Built in 1883, the Columns offers a gorgeous Victorian setting, a stellar bar (order a Ramos gin fizz) and a reputation among locals for serving a most genteel Sunday brunch. Friday, Saturday and Sunday The Columns opens up the lovely Victorian dining room at 11 am. Within minutes, it is filled with "in the know" locals, coming to feast on shrimp & grits, eggs Benedict or jumbo lump crab cake. The menu is both ala carte and a three course prix fixe, with four entrees priced between $30 and $42. flat $40, which includes a glass of bubbly or a mimosa. Getting to The Columns is as easy as hopping on the St. Charles Avenue streetcar.
Green is beautiful at Satsuma, a fetching dining spot with locations on Maple Street Uptown and on Dauphine Street in the Bywater. Yard eggs scrambled with basil pesto and shaved Nueske's ham, free trade coffee and freshly made juices concocted in their industrial juicer behind the bar are just a few of the daily specials. Vegans are in heaven here, thanks to dishes like the tofu scramble and black bean burger with avocado mash. Eat indoors or out, and definitely plan on trying some of the green juice blends. Satsuma uptown is in walking distance to the universities and Audubon Park.
Step a few hundred feet inside the oak tree lining of Audubon Park and you will stumble upon the Audubon Clubhouse Cafe. The cafe is not just for golfers, as it is open to the public six days a week. They serve breakfast, lunch and drinks those days, and include a brunch buffet on Sundays. Choose to eat indoors in the Acadian-style home, or outdoors to immerse yourself in one of the city's most beautiful green spaces. The Clubhouse Cafe is accessible by foot by following the park's walking path, or by car through the Magazine Street entrance (right across from the zoo).
DTB, which stands for Down the Bayou, is a smartly conceived salute to coastal Cajun cuisine, presented with a healthy dash of creative interpretation. Chef/owner Carl Schaubhut and chef de cuisine Jacob Hammel riff off of the region's traditional dishes, refining them with lighter ingredients and plenty of attention to detail. The rustic-meets-modern restaurant is lovely, hung with faux Spanish moss and warmed by burnished light wood and textured art. Expect wonderful Gulf seafood and fresh seasonal produce along with a fab cocktail program from award-winning cocktail maven Lu Brow. Try the earthy swine-free mushroom "boudin" balls, fried cornbread bites with bacon marmalade and the succulent 48-hour short rib served with butter braised turnips, baked grits, fermented pepper jelly jus. Brunch is a great option, thanks to savories like brisket debris Benedict and cornmeal waffles. Booze it up with bottomless mimosas for $15 and half-off local draft, wine and champagne.

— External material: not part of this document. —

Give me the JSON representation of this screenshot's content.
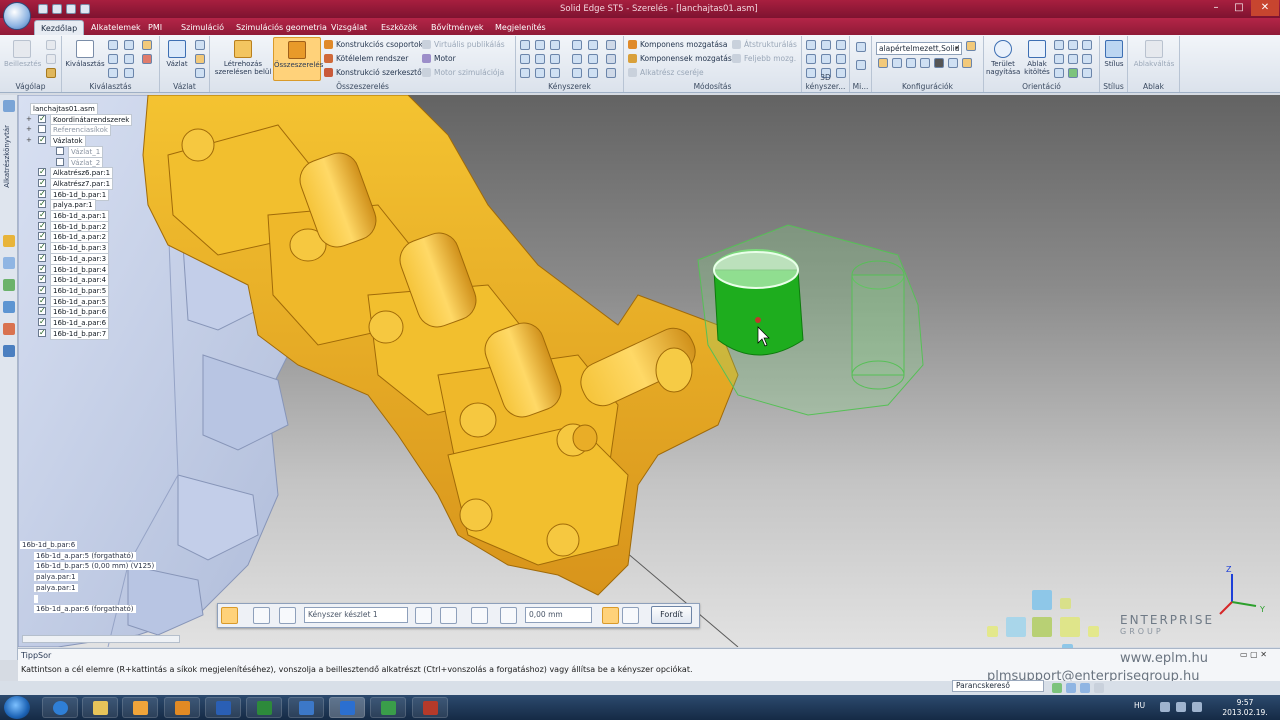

There is no better way to begin a New Orleans weekend morning than brunch at Dante's Kitchen, where delectable dishes offer playful twists on Creole comfort food. This local gem's charming dining rooms and tropical patio provide a wonderful setting for sipping the perfect Bloody Mary and indulging in morning masterpieces like decadent homemade breakfast breads, brioche French toast and a deliciously genius version of eggs Benedict, featuring rosemary-crusted pork and honey on a buttermilk biscuit. Located right on the Riverbend, take the St. Charles streetcar (the green one) Uptown for a delicious meal followed by a stroll along the Mississippi.